The tornado caused widespread damage and power outages in St. Louis County. As many as 47,000 customers were without power immediately after the storm. Some 36,000 customers remained without power today, and power company officials said many could remain in the dark until Monday.

"We're looking at the circuits and trying to find out exactly how long it's going to take us to restore everybody's power," Ameren Missouri spokesman Dave Wakeman said. "Right now we think people should plan for several days, through today, tomorrow and into Monday for outages."

There were 1,000 utility workers were out this morning assessing the damage, and Missouri Gov. Jay Nixon planned to tour the area in the afternoon.

According to preliminary reports, approximately 50 homes were badly damaged in Maryland Heights, a community near the airport, and there were more damaged homes and downed power lines littering other nearby communities. The National Weather Service reported damage consistent with winds gusting over 135 miles per hour during the brunt of the storm.

Most of the danger at the airport resulted from shattered glass, which was sent flying when approximately half of the windows in Terminal 1 blew in as the storm hit.

One passenger at the airport, Dianna Merrill, described the scene to the Associated Press.

"Glass was blowing everywhere.
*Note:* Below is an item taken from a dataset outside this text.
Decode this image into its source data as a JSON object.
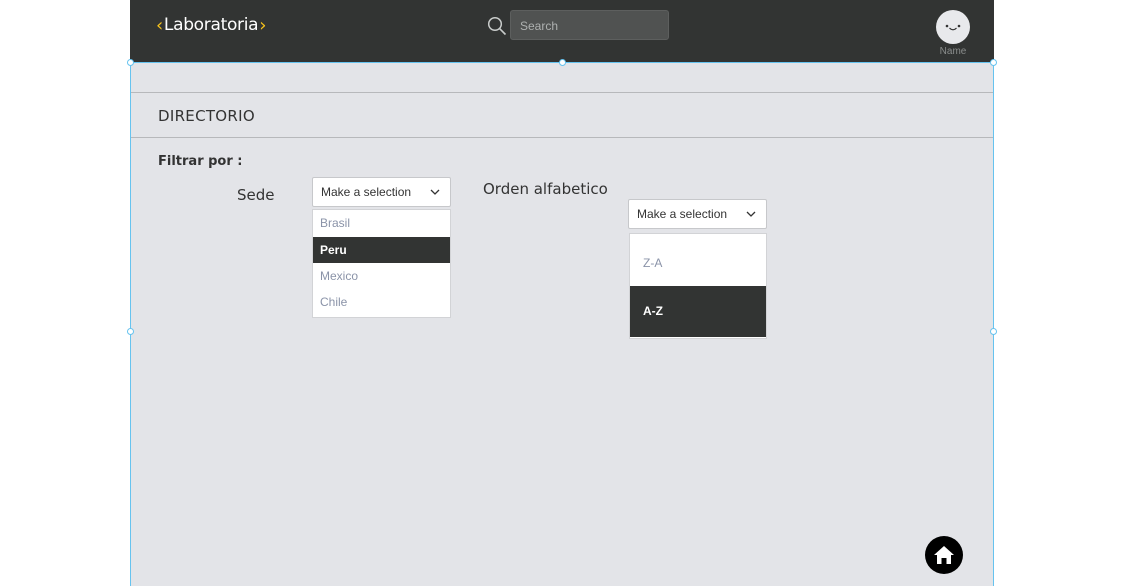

The ceiling was falling. The glass was hitting us in the face. Hail and rain were coming in. The wind was blowing debris all over the place," she said. "It was like being in a horror movie. Grown men were crying. It was horrible."

Despite the damage, officials said they were relieved that only five people injured at the airport needed to be transported to the emergency room, and all of them were treated and released.

"We're fortunate we didn't have large [numbers] of injuries," Hamm-Niebruegge said. "When you look at the devastation around, it really is a miracle there were no fatalities."

According to the National Weather Service, the storm was one about two dozen tornadoes that hit across five Midwest states Friday, and it is likely that there are more to come, especially in Oklahoma and Arkansas.

"We do anticipate a lot of heavy rain across the Ohio Valley, so we do anticipate a lot of river flooding," NWS lead forecaster Bob Oravec said. "There will be potential for additional severe weather over the next several days."